The Gospels tell us that Jesus was a healer. Morton Kelsey has pointed out that the gospel writers devote 20% of their accounts to Jesus’ healing ministry. When Jesus came to town it’s quite likely that he healed someone. That might make him a healing evangelist like Aimee Semple McPherson.

Sunday, April 19, 2015

Jesus the Liberator -- Salvation Sermon Series #2

Luke 4:16-21


Jesus was a church-going man. Actually, he was a synagogue-going man, but you know what I mean. So, when he went home for a visit after his ordination by the Holy Spirit and the training exercise in the desert, he went to the synagogue in Nazareth on the Sabbath “as was his custom.” As is often the case when young adults return home, perhaps from college, they get asked to help with the service.

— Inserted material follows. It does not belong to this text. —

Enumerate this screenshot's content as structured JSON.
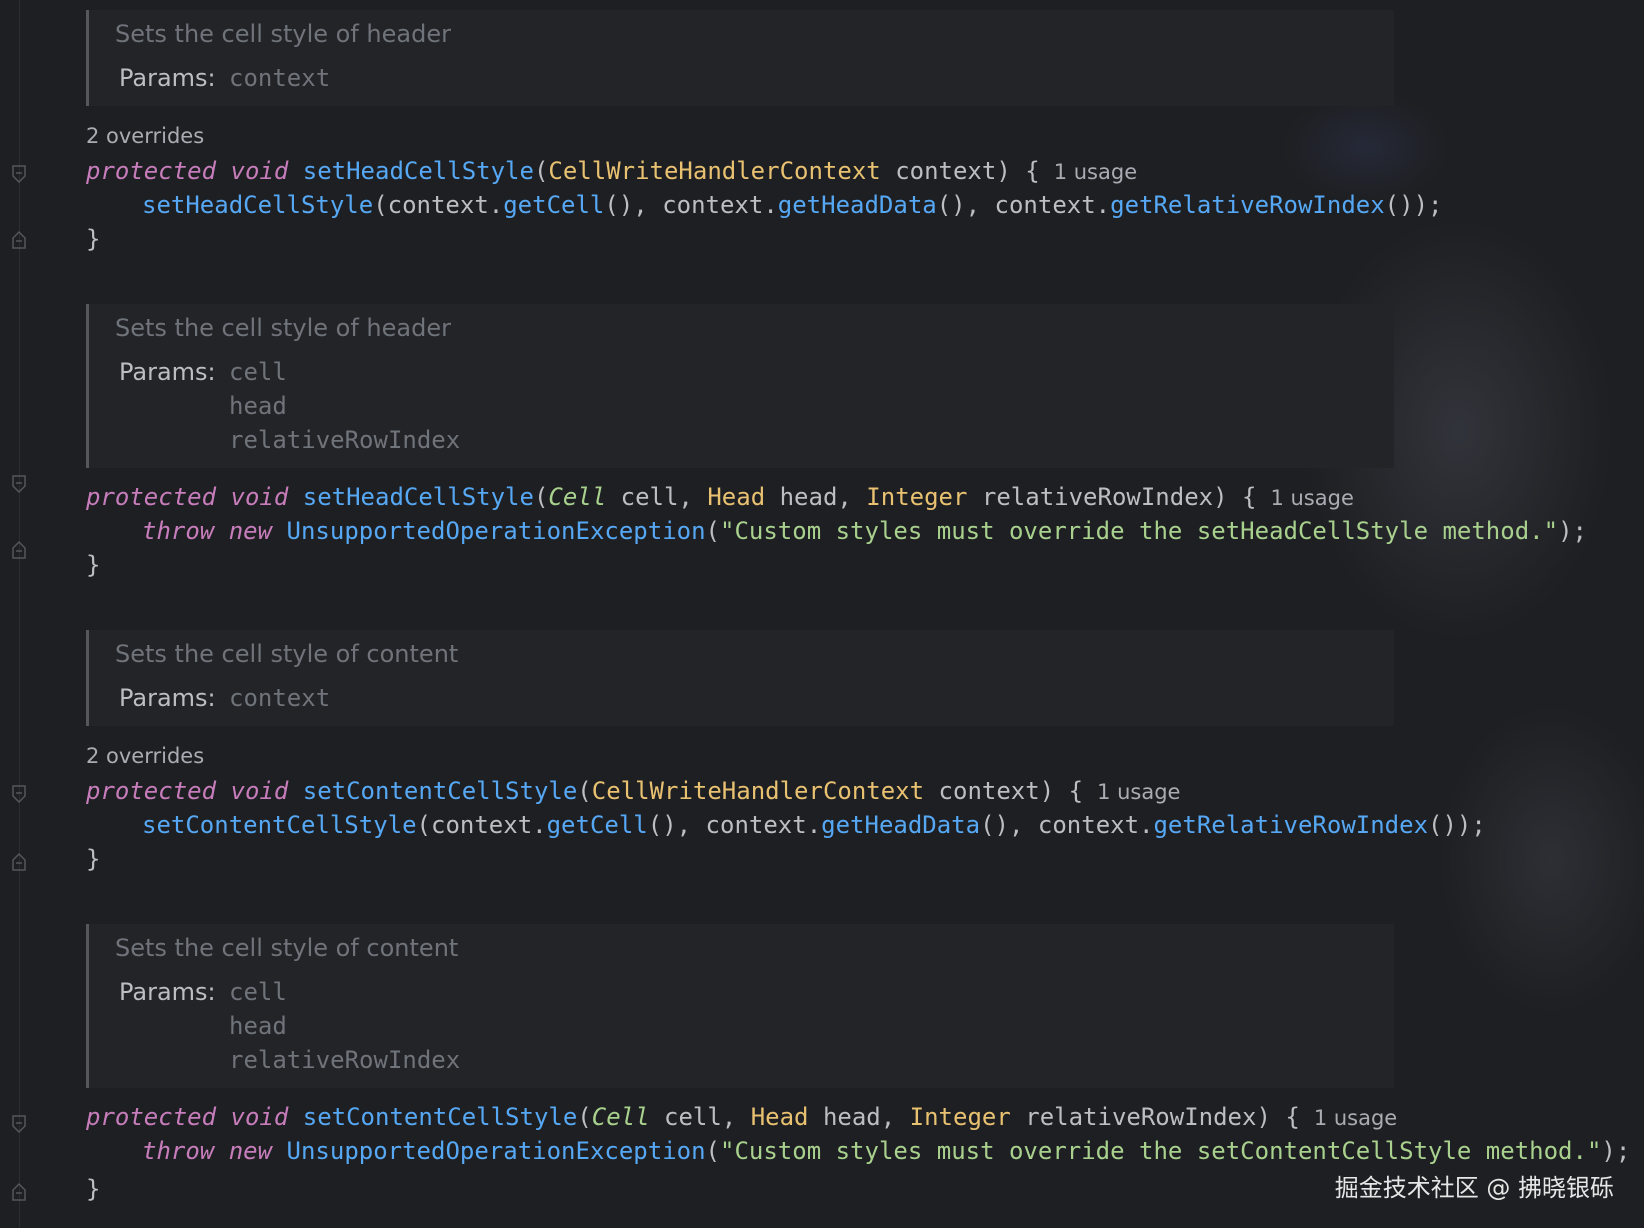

In this case, the leaders asked Jesus to read the scriptures and share a word of interpretation.

Now preaching in your home church can be a blessing or a curse, depending on what you have to say. Sometimes it’s not wise to go home and share everything you’ve learned at seminary. The people back home might not like those newfangled ideas you learned at school and won’t appreciate your message.  That’s what happened to Jesus after he opened the scroll to Isaiah 61 and read about how the Spirit fell on the messiah, anointing him to bring good news to the poor and preach the year of jubilee. Maybe things would have gone differently if he hadn’t told the congregation that this was his mantle and that he had fulfilled the promise of this Scripture. In fact, the congregation got so upset that they tried to throw him off a cliff. Fortunately he escaped to preach another day.  But it was a close call nonetheless! 

Sunday, April 12, 2015

The Gift of Salvation -- Salvation Sermon Series #1

2 Corinthians 5:16-6:2

Paul declared that “now is the acceptable time; see, now is the Day of Salvation!” That may be true, but what does it mean to be saved or to proclaim Jesus as savior?  This is a question that many struggle with. We sing about it and pray about it, but we’re not sure what salvation really is. 

That’s the impression that Mark Love got from his interviews and surveys. We have a strong sense of the presence of God in the world, but we’re not quite sure how that relates to our own lives. He found that there’s a lot of discomfort with traditional understandings of Jesus being our “personal savior,” despite all the salvation imagery present in our hymns and prayers, including the prayers at the Table. 

Could it be that we’ve been overly influenced by an atonement theory that many of us find problematic? The idea that Jesus died on a cross as a sacrificial victim to satisfy God’s need for blood as atonement for our sins no longer makes sense. The traditional Protestant vision of salvation tends to be very individualistic. I sinned; I’ve been judged guilty by God; God demands justice; Jesus pays the penalty. It’s quite simple and it works for a lot of people, but is this the only option?